** DATA FOR PROCESSING follows **

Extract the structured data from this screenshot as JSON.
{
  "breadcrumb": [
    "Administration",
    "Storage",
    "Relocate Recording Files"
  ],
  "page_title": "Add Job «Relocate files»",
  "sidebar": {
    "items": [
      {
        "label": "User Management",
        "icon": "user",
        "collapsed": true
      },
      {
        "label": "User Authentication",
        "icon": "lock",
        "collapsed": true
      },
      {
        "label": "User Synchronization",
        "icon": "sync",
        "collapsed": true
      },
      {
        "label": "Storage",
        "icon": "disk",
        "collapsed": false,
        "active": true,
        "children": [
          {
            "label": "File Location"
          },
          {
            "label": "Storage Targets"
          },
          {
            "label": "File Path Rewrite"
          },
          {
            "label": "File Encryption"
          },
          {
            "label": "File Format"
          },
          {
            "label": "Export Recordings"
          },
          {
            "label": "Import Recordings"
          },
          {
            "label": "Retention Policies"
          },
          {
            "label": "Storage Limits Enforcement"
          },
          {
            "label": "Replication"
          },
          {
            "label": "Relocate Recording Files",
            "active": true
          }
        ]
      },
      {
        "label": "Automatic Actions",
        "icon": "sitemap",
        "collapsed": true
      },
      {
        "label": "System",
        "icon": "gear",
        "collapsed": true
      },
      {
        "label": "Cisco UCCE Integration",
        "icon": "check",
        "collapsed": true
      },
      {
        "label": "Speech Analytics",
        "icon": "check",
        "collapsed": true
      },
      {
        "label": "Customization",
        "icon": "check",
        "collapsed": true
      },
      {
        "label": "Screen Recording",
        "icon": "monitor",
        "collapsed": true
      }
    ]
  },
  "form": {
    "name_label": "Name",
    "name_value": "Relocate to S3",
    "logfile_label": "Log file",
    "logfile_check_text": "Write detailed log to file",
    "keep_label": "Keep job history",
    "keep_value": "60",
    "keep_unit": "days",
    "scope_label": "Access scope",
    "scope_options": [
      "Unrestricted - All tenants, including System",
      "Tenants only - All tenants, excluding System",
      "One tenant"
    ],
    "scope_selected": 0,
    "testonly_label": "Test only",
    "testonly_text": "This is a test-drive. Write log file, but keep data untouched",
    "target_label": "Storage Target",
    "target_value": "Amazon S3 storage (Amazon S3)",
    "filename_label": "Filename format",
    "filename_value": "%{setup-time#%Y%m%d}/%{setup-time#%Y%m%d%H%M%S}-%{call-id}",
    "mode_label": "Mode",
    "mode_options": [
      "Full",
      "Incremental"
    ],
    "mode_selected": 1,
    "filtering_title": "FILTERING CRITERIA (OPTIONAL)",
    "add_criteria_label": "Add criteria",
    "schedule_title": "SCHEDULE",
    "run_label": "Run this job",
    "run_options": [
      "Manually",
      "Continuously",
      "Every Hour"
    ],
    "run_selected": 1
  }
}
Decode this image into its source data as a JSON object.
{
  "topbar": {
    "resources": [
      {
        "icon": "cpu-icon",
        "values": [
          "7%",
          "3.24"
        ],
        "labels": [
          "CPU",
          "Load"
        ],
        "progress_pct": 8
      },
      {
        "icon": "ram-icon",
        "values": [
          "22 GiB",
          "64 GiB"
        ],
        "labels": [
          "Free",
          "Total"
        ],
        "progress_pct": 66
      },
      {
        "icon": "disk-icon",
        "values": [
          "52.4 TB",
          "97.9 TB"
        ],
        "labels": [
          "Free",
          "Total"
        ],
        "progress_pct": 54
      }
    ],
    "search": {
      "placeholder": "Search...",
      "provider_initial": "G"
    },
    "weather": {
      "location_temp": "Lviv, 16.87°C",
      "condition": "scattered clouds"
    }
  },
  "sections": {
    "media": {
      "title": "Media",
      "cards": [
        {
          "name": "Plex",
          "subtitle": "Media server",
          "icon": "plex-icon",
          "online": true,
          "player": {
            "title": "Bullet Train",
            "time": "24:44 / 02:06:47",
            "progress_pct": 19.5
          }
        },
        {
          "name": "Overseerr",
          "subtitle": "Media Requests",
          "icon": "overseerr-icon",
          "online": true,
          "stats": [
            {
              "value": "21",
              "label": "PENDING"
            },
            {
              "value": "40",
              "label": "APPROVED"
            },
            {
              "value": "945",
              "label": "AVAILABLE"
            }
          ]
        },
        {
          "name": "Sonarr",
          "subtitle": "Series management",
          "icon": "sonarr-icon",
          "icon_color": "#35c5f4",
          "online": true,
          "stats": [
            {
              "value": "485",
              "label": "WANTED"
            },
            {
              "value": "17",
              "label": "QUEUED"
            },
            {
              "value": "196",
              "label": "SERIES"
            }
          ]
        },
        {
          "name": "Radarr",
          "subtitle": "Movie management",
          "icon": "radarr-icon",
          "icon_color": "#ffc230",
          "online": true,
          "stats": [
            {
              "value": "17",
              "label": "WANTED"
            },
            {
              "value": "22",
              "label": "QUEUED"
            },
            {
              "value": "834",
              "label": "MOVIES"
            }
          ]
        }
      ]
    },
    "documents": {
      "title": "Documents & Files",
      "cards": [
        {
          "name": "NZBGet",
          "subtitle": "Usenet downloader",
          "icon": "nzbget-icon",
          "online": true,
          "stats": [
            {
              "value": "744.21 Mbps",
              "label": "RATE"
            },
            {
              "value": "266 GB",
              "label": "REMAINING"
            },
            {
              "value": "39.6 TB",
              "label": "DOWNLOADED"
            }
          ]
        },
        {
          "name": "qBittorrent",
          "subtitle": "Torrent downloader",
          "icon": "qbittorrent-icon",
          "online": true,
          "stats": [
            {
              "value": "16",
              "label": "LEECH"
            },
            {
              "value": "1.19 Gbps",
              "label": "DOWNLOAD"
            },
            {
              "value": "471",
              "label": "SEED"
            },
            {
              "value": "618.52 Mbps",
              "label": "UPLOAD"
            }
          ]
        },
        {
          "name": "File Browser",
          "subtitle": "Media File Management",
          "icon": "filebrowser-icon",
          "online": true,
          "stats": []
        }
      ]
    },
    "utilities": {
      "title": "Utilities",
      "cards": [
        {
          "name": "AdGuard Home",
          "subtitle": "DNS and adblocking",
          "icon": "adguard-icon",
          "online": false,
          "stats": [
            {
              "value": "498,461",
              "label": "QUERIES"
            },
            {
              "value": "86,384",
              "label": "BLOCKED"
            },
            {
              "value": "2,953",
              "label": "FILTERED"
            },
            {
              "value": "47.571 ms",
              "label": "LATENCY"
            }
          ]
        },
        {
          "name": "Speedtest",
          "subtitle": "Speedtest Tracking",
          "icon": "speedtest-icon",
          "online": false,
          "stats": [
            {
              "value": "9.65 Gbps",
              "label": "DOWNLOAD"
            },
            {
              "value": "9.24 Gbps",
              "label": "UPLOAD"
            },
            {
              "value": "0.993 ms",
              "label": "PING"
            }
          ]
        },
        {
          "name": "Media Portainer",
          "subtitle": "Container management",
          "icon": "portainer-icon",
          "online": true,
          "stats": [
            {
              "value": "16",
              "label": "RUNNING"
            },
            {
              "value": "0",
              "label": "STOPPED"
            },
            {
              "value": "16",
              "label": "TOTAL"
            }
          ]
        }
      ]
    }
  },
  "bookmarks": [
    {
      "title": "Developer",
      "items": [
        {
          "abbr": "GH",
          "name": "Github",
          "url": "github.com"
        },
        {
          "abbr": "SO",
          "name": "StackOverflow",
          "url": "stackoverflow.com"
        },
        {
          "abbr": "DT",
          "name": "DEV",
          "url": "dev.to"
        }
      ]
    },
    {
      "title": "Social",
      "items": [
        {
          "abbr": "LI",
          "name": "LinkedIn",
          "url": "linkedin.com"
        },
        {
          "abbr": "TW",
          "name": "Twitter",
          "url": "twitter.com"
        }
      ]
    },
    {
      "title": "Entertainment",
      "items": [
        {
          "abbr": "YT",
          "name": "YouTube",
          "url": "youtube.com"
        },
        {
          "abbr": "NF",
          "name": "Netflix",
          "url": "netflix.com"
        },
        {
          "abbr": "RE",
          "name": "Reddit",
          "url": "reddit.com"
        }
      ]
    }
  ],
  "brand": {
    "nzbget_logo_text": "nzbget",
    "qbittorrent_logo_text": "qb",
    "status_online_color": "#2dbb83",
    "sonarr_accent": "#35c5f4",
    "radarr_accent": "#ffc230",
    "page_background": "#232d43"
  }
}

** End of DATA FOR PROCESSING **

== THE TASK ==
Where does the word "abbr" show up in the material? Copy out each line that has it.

== YOUR RESPONSE ==
          "abbr": "GH",
          "abbr": "SO",
          "abbr": "DT",
          "abbr": "LI",
          "abbr": "TW",
          "abbr": "YT",
          "abbr": "NF",
          "abbr": "RE",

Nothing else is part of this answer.